Small Farms and Community Food Systems
A new center tends to food from field to fork.

For many Oregonians, growing food is a growing passion. People care where their food comes from, how it’s grown, and how it’s prepared.

Oregon State University has launched a new center to help strengthen local food systems in communities across the state. The Center for Small Farms and Community Food Systems is an outgrowth of the OSU Extension Small Farms Program. It expands the program’s work with small farm production and marketing to encourage collaboration that supports the growth of sustainable agriculture and local food systems in Oregon.

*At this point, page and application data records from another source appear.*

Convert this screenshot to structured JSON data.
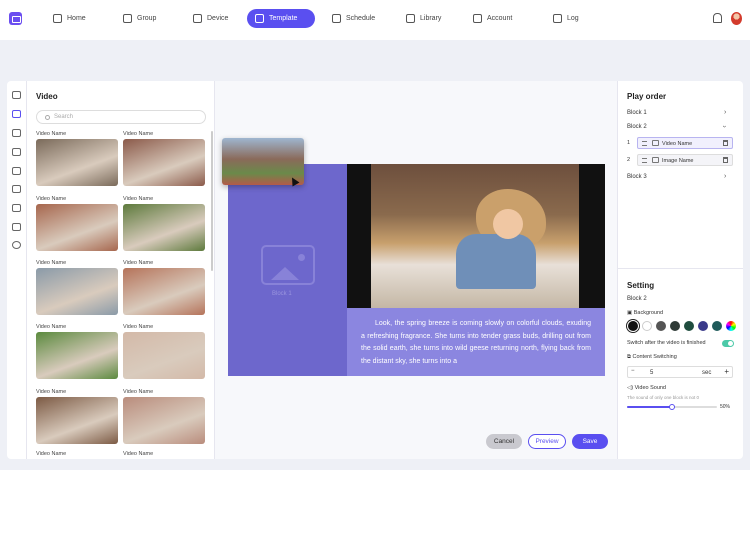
{
  "nav": {
    "items": [
      {
        "label": "Home",
        "icon": "home-icon"
      },
      {
        "label": "Group",
        "icon": "group-icon"
      },
      {
        "label": "Device",
        "icon": "device-icon"
      },
      {
        "label": "Template",
        "icon": "template-icon",
        "active": true
      },
      {
        "label": "Schedule",
        "icon": "clock-icon"
      },
      {
        "label": "Library",
        "icon": "library-icon"
      },
      {
        "label": "Account",
        "icon": "account-icon"
      },
      {
        "label": "Log",
        "icon": "log-icon"
      }
    ]
  },
  "media": {
    "title": "Video",
    "search_placeholder": "Search",
    "items": [
      {
        "name": "Video Name",
        "color": "#7a6a5a"
      },
      {
        "name": "Video Name",
        "color": "#8b5a4a"
      },
      {
        "name": "Video Name",
        "color": "#a6664d"
      },
      {
        "name": "Video Name",
        "color": "#5d7a3c"
      },
      {
        "name": "Video Name",
        "color": "#8a9aa8"
      },
      {
        "name": "Video Name",
        "color": "#b5735a"
      },
      {
        "name": "Video Name",
        "color": "#5b8a3e"
      },
      {
        "name": "Video Name",
        "color": "#d3b9a8"
      },
      {
        "name": "Video Name",
        "color": "#7c5a44"
      },
      {
        "name": "Video Name",
        "color": "#b98c7c"
      },
      {
        "name": "Video Name",
        "color": "#8a6a5a"
      },
      {
        "name": "Video Name",
        "color": "#6a6a6a"
      }
    ]
  },
  "canvas": {
    "block1_label": "Block 1",
    "caption": "Look, the spring breeze is coming slowly on colorful clouds, exuding a refreshing fragrance. She turns into tender grass buds, drilling out from the solid earth, she turns into wild geese returning north, flying back from the distant sky, she turns into a"
  },
  "actions": {
    "cancel": "Cancel",
    "preview": "Preview",
    "save": "Save"
  },
  "play_order": {
    "title": "Play order",
    "block1": "Block 1",
    "block2": "Block 2",
    "block3": "Block 3",
    "rows": [
      {
        "num": "1",
        "label": "Video Name"
      },
      {
        "num": "2",
        "label": "Image Name"
      }
    ]
  },
  "setting": {
    "title": "Setting",
    "block": "Block 2",
    "background_label": "Background",
    "colors": [
      "#111111",
      "#ffffff",
      "#555555",
      "#2f3b37",
      "#1f4d3e",
      "#3a3a8a",
      "#1f5a5a",
      "conic"
    ],
    "switch_after_label": "Switch after the video is finished",
    "switch_after_on": true,
    "content_switching_label": "Content Switching",
    "content_switching_value": "5",
    "content_switching_unit": "sec",
    "video_sound_label": "Video Sound",
    "video_sound_hint": "The sound of only one block is not 0",
    "video_sound_value": "50%",
    "video_sound_fraction": 0.5
  }
}
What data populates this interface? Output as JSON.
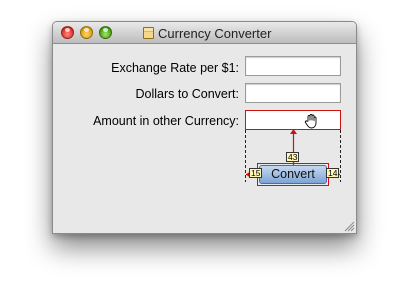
{
  "window": {
    "title": "Currency Converter",
    "title_icon": "document-icon"
  },
  "form": {
    "rate_label": "Exchange Rate per $1:",
    "rate_value": "",
    "dollars_label": "Dollars to Convert:",
    "dollars_value": "",
    "amount_label": "Amount in other Currency:",
    "amount_value": ""
  },
  "convert_button": {
    "label": "Convert"
  },
  "layout_guides": {
    "vertical_distance": "43",
    "left_distance": "15",
    "right_distance": "14"
  },
  "cursor": {
    "icon": "open-hand-icon"
  },
  "colors": {
    "guide": "#cc1111",
    "badge_bg": "#fff7b3",
    "button_blue": "#7ea3d6"
  }
}
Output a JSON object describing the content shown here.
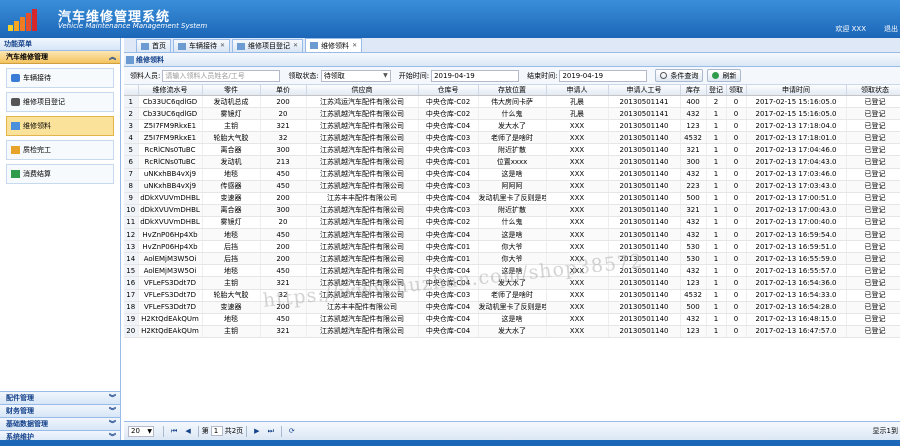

“Our vision for Oregon includes increasing the ranks of successful small farms that are profitable, resilient, and using farming practices that enhance the natural environment, animal welfare, and human health,” said Garry Stephenson, Extension small farms specialist and director of the new center. “Our educational and outreach programs help build strong local food systems that feed people well, support local businesses, and are engines of community economic development.”

Stephenson has coordinated the Small Farms Program for more than 15 years. “The OSU Extension Small Farms Program has always been about more than just small farms,” Stephenson said. “We’ve always understood that for small farms to be successful, there need to be consumers who are both willing and able to buy local food, businesses that want to sell it, and policies that support it. These are all part of a successful and sustainable local food economy.”

Lauren Gwin, the center’s associate director, brings expertise as an OSU food systems specialist focusing on supply-chain logistics and regulatory issues. She also coordinates the national Niche Meat Processor Assistance Network. Gwin points out that the center is leading OSU’s engagement with small-scale, sustainable farming and local food economies. This work reflects a national trend to build more collaborative, locally based food economies. A 2010 study from the U.S. Department of Agriculture Economic Research Service showed that direct-to-consumer marketing amounted to $1.2 billion in sales in 2007 nationwide, and it is growing. “Rural and urban communities in Oregon are connecting with their food systems to enhance human health, economic development, and community access to healthy food,” Gwin said.

To strengthen the entire food system, the center will work with OSU Extension programs in community health and with community-based nonprofits. That teamwork is important to Wendy Siporen, executive director of the Rogue Valley-based nonprofit The Rogue Initiative for a Vital Economy. She is working with the center to increase consumer access to locally grown food, particularly in conventional supermarkets. “Small nonprofits in rural communities often work in isolation, so it’s important to get access to the center’s statewide network to collaborate on best practices and policies,” Siporen said.

“The center is expanding the geographic and programmatic reach of the existing small farms program to help farmers adapt to emerging production challenges and market opportunities,” Stephenson said.

Published in: Food Systems, Economics